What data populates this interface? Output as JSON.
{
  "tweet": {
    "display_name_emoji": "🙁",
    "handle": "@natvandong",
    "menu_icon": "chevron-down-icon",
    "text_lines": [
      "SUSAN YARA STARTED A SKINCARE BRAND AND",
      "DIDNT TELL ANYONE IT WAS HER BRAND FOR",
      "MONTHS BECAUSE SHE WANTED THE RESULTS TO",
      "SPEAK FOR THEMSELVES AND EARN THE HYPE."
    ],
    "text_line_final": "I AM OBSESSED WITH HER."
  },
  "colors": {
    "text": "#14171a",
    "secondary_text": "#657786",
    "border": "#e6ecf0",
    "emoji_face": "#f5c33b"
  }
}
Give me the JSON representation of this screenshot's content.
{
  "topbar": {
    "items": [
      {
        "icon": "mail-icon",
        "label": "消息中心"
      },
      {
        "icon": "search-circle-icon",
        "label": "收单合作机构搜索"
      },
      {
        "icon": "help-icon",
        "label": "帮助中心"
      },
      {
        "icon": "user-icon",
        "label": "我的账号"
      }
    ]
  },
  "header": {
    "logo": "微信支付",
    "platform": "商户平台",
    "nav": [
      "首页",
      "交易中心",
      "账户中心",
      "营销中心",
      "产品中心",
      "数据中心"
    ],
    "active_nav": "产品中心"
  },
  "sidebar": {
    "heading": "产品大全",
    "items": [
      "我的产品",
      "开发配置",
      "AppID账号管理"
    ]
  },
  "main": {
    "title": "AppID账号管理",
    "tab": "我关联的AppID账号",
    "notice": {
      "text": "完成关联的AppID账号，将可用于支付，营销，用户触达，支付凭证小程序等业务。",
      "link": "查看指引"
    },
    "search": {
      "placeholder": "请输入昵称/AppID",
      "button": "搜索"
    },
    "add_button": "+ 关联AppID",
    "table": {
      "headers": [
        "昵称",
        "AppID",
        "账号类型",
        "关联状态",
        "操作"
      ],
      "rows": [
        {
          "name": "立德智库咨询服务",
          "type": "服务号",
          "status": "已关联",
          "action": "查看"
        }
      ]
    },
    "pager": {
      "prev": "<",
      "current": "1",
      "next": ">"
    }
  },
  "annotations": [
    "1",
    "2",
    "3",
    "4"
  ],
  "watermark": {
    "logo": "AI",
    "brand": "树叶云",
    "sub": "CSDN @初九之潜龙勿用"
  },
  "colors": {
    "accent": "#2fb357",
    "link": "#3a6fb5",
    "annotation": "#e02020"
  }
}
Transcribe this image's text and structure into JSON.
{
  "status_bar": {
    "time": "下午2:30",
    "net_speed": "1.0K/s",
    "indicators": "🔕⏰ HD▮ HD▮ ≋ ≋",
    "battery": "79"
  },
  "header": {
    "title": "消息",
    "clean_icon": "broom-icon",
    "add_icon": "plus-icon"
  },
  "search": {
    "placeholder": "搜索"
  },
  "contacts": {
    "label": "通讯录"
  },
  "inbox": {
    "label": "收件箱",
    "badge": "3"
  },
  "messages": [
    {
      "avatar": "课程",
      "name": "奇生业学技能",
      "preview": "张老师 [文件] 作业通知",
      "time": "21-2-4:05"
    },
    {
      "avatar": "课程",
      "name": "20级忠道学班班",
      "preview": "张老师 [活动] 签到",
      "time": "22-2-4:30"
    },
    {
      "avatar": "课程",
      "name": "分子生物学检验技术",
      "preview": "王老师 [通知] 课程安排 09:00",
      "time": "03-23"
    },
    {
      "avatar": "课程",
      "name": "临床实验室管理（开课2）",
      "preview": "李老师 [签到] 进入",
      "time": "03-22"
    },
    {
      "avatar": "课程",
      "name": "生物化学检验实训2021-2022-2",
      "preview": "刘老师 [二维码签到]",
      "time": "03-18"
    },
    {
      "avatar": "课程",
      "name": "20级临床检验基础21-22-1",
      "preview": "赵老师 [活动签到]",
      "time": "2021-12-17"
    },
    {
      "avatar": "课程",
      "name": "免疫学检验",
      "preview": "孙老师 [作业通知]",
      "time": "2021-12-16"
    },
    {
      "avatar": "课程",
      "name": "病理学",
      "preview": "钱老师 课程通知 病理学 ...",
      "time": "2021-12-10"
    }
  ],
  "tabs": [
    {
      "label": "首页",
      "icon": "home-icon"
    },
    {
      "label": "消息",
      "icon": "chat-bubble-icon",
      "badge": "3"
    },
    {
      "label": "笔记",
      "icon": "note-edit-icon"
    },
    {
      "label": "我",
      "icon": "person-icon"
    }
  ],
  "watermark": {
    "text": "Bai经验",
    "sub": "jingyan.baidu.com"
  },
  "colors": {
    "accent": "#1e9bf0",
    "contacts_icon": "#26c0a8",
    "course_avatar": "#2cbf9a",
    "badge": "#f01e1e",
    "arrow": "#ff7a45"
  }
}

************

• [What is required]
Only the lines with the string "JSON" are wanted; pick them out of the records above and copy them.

• [Solution]
What data populates this interface? Output as JSON.
Give me the JSON representation of this screenshot's content.
Transcribe this image's text and structure into JSON.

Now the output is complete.